───── Records for this exercise ─────

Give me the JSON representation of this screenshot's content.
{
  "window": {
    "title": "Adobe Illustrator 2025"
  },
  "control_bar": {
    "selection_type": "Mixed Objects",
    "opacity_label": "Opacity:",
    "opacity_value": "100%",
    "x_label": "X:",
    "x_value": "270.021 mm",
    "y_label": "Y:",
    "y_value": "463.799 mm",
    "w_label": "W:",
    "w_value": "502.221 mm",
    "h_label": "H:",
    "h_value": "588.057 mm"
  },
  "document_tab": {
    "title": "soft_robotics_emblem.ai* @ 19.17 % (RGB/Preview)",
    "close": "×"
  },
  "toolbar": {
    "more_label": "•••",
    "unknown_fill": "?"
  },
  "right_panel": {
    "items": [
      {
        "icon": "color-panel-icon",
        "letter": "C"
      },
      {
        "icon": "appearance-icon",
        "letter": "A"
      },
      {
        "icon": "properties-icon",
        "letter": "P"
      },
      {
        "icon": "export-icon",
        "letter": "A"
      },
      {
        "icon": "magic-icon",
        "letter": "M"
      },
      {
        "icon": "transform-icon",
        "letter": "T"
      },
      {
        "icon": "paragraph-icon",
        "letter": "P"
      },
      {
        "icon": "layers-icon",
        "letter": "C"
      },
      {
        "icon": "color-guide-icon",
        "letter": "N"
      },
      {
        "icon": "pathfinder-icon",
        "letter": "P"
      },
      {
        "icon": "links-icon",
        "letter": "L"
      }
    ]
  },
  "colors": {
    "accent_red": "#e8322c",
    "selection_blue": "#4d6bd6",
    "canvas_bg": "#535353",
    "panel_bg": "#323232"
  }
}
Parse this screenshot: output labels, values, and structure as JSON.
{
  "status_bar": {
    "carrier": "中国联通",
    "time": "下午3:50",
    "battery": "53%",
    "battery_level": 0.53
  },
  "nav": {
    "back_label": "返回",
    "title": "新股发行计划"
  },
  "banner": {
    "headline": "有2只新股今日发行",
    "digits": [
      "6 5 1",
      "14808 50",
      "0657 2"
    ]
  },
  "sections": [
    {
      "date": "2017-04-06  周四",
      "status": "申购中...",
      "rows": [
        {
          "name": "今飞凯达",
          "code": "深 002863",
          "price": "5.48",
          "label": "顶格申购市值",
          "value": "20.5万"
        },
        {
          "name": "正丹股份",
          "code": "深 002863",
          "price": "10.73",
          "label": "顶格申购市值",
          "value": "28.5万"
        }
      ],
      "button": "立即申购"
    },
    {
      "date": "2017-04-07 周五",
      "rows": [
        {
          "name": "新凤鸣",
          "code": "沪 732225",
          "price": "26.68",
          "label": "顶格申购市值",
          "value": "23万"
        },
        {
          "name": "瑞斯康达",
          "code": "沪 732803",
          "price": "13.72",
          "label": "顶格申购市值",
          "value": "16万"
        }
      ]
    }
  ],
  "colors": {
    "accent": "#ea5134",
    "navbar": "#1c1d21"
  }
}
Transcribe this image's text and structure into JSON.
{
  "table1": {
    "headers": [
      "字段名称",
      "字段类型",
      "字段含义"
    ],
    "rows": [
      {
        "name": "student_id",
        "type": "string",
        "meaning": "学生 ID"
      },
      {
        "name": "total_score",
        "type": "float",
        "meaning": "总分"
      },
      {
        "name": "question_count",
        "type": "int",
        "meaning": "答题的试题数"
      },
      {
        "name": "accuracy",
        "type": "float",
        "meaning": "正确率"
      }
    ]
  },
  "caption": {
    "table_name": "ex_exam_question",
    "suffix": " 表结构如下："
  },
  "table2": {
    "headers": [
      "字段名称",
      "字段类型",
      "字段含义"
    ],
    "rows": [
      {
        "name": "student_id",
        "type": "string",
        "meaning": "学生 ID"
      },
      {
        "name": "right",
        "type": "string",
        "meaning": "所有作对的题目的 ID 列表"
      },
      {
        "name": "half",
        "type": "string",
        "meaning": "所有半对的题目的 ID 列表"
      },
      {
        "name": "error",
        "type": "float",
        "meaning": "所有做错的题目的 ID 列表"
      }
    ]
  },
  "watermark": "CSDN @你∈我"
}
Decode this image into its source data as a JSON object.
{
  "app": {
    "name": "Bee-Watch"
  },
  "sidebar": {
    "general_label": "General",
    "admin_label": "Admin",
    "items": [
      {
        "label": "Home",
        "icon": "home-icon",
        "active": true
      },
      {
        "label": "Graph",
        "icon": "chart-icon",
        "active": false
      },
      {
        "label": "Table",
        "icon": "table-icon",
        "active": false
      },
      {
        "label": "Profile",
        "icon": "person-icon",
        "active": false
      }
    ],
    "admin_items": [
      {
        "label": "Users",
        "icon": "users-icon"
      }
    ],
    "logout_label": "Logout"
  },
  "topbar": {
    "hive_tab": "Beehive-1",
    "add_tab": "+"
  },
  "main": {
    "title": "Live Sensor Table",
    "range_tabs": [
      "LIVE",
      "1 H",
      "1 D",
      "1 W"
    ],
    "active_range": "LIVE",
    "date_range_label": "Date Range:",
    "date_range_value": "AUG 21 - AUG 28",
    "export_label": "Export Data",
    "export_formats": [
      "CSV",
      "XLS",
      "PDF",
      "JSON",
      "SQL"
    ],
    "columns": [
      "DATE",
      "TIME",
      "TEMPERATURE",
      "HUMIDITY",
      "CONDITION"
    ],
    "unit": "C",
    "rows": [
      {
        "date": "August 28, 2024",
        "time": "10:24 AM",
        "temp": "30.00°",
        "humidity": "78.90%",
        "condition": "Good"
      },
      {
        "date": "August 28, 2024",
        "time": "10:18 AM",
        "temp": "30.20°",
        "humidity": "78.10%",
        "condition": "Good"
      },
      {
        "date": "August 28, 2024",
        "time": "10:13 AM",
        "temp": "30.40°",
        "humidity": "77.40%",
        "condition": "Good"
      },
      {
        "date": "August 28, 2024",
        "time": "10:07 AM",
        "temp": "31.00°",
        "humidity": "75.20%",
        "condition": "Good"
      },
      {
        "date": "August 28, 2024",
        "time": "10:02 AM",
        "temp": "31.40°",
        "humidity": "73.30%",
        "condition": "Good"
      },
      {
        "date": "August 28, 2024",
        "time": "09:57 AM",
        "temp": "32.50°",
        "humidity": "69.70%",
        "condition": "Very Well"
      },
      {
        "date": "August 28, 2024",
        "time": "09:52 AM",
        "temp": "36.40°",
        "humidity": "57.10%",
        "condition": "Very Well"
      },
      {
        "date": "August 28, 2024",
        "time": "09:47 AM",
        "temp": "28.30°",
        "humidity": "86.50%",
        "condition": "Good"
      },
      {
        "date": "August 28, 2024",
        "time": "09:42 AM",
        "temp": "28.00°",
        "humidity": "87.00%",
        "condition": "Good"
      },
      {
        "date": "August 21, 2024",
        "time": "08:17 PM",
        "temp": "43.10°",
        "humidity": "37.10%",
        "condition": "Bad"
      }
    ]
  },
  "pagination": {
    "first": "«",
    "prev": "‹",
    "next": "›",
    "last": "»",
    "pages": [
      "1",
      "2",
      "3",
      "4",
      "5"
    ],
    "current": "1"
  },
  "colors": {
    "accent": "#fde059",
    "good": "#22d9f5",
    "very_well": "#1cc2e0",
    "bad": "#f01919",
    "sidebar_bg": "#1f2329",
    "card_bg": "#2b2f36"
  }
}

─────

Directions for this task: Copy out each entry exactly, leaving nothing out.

Task result:
Give me the JSON representation of this screenshot's content.
{
  "window": {
    "title": "Adobe Illustrator 2025"
  },
  "control_bar": {
    "selection_type": "Mixed Objects",
    "opacity_label": "Opacity:",
    "opacity_value": "100%",
    "x_label": "X:",
    "x_value": "270.021 mm",
    "y_label": "Y:",
    "y_value": "463.799 mm",
    "w_label": "W:",
    "w_value": "502.221 mm",
    "h_label": "H:",
    "h_value": "588.057 mm"
  },
  "document_tab": {
    "title": "soft_robotics_emblem.ai* @ 19.17 % (RGB/Preview)",
    "close": "×"
  },
  "toolbar": {
    "more_label": "•••",
    "unknown_fill": "?"
  },
  "right_panel": {
    "items": [
      {
        "icon": "color-panel-icon",
        "letter": "C"
      },
      {
        "icon": "appearance-icon",
        "letter": "A"
      },
      {
        "icon": "properties-icon",
        "letter": "P"
      },
      {
        "icon": "export-icon",
        "letter": "A"
      },
      {
        "icon": "magic-icon",
        "letter": "M"
      },
      {
        "icon": "transform-icon",
        "letter": "T"
      },
      {
        "icon": "paragraph-icon",
        "letter": "P"
      },
      {
        "icon": "layers-icon",
        "letter": "C"
      },
      {
        "icon": "color-guide-icon",
        "letter": "N"
      },
      {
        "icon": "pathfinder-icon",
        "letter": "P"
      },
      {
        "icon": "links-icon",
        "letter": "L"
      }
    ]
  },
  "colors": {
    "accent_red": "#e8322c",
    "selection_blue": "#4d6bd6",
    "canvas_bg": "#535353",
    "panel_bg": "#323232"
  }
}
Parse this screenshot: output labels, values, and structure as JSON.
{
  "status_bar": {
    "carrier": "中国联通",
    "time": "下午3:50",
    "battery": "53%",
    "battery_level": 0.53
  },
  "nav": {
    "back_label": "返回",
    "title": "新股发行计划"
  },
  "banner": {
    "headline": "有2只新股今日发行",
    "digits": [
      "6 5 1",
      "14808 50",
      "0657 2"
    ]
  },
  "sections": [
    {
      "date": "2017-04-06  周四",
      "status": "申购中...",
      "rows": [
        {
          "name": "今飞凯达",
          "code": "深 002863",
          "price": "5.48",
          "label": "顶格申购市值",
          "value": "20.5万"
        },
        {
          "name": "正丹股份",
          "code": "深 002863",
          "price": "10.73",
          "label": "顶格申购市值",
          "value": "28.5万"
        }
      ],
      "button": "立即申购"
    },
    {
      "date": "2017-04-07 周五",
      "rows": [
        {
          "name": "新凤鸣",
          "code": "沪 732225",
          "price": "26.68",
          "label": "顶格申购市值",
          "value": "23万"
        },
        {
          "name": "瑞斯康达",
          "code": "沪 732803",
          "price": "13.72",
          "label": "顶格申购市值",
          "value": "16万"
        }
      ]
    }
  ],
  "colors": {
    "accent": "#ea5134",
    "navbar": "#1c1d21"
  }
}
Transcribe this image's text and structure into JSON.
{
  "table1": {
    "headers": [
      "字段名称",
      "字段类型",
      "字段含义"
    ],
    "rows": [
      {
        "name": "student_id",
        "type": "string",
        "meaning": "学生 ID"
      },
      {
        "name": "total_score",
        "type": "float",
        "meaning": "总分"
      },
      {
        "name": "question_count",
        "type": "int",
        "meaning": "答题的试题数"
      },
      {
        "name": "accuracy",
        "type": "float",
        "meaning": "正确率"
      }
    ]
  },
  "caption": {
    "table_name": "ex_exam_question",
    "suffix": " 表结构如下："
  },
  "table2": {
    "headers": [
      "字段名称",
      "字段类型",
      "字段含义"
    ],
    "rows": [
      {
        "name": "student_id",
        "type": "string",
        "meaning": "学生 ID"
      },
      {
        "name": "right",
        "type": "string",
        "meaning": "所有作对的题目的 ID 列表"
      },
      {
        "name": "half",
        "type": "string",
        "meaning": "所有半对的题目的 ID 列表"
      },
      {
        "name": "error",
        "type": "float",
        "meaning": "所有做错的题目的 ID 列表"
      }
    ]
  },
  "watermark": "CSDN @你∈我"
}
Decode this image into its source data as a JSON object.
{
  "app": {
    "name": "Bee-Watch"
  },
  "sidebar": {
    "general_label": "General",
    "admin_label": "Admin",
    "items": [
      {
        "label": "Home",
        "icon": "home-icon",
        "active": true
      },
      {
        "label": "Graph",
        "icon": "chart-icon",
        "active": false
      },
      {
        "label": "Table",
        "icon": "table-icon",
        "active": false
      },
      {
        "label": "Profile",
        "icon": "person-icon",
        "active": false
      }
    ],
    "admin_items": [
      {
        "label": "Users",
        "icon": "users-icon"
      }
    ],
    "logout_label": "Logout"
  },
  "topbar": {
    "hive_tab": "Beehive-1",
    "add_tab": "+"
  },
  "main": {
    "title": "Live Sensor Table",
    "range_tabs": [
      "LIVE",
      "1 H",
      "1 D",
      "1 W"
    ],
    "active_range": "LIVE",
    "date_range_label": "Date Range:",
    "date_range_value": "AUG 21 - AUG 28",
    "export_label": "Export Data",
    "export_formats": [
      "CSV",
      "XLS",
      "PDF",
      "JSON",
      "SQL"
    ],
    "columns": [
      "DATE",
      "TIME",
      "TEMPERATURE",
      "HUMIDITY",
      "CONDITION"
    ],
    "unit": "C",
    "rows": [
      {
        "date": "August 28, 2024",
        "time": "10:24 AM",
        "temp": "30.00°",
        "humidity": "78.90%",
        "condition": "Good"
      },
      {
        "date": "August 28, 2024",
        "time": "10:18 AM",
        "temp": "30.20°",
        "humidity": "78.10%",
        "condition": "Good"
      },
      {
        "date": "August 28, 2024",
        "time": "10:13 AM",
        "temp": "30.40°",
        "humidity": "77.40%",
        "condition": "Good"
      },
      {
        "date": "August 28, 2024",
        "time": "10:07 AM",
        "temp": "31.00°",
        "humidity": "75.20%",
        "condition": "Good"
      },
      {
        "date": "August 28, 2024",
        "time": "10:02 AM",
        "temp": "31.40°",
        "humidity": "73.30%",
        "condition": "Good"
      },
      {
        "date": "August 28, 2024",
        "time": "09:57 AM",
        "temp": "32.50°",
        "humidity": "69.70%",
        "condition": "Very Well"
      },
      {
        "date": "August 28, 2024",
        "time": "09:52 AM",
        "temp": "36.40°",
        "humidity": "57.10%",
        "condition": "Very Well"
      },
      {
        "date": "August 28, 2024",
        "time": "09:47 AM",
        "temp": "28.30°",
        "humidity": "86.50%",
        "condition": "Good"
      },
      {
        "date": "August 28, 2024",
        "time": "09:42 AM",
        "temp": "28.00°",
        "humidity": "87.00%",
        "condition": "Good"
      },
      {
        "date": "August 21, 2024",
        "time": "08:17 PM",
        "temp": "43.10°",
        "humidity": "37.10%",
        "condition": "Bad"
      }
    ]
  },
  "pagination": {
    "first": "«",
    "prev": "‹",
    "next": "›",
    "last": "»",
    "pages": [
      "1",
      "2",
      "3",
      "4",
      "5"
    ],
    "current": "1"
  },
  "colors": {
    "accent": "#fde059",
    "good": "#22d9f5",
    "very_well": "#1cc2e0",
    "bad": "#f01919",
    "sidebar_bg": "#1f2329",
    "card_bg": "#2b2f36"
  }
}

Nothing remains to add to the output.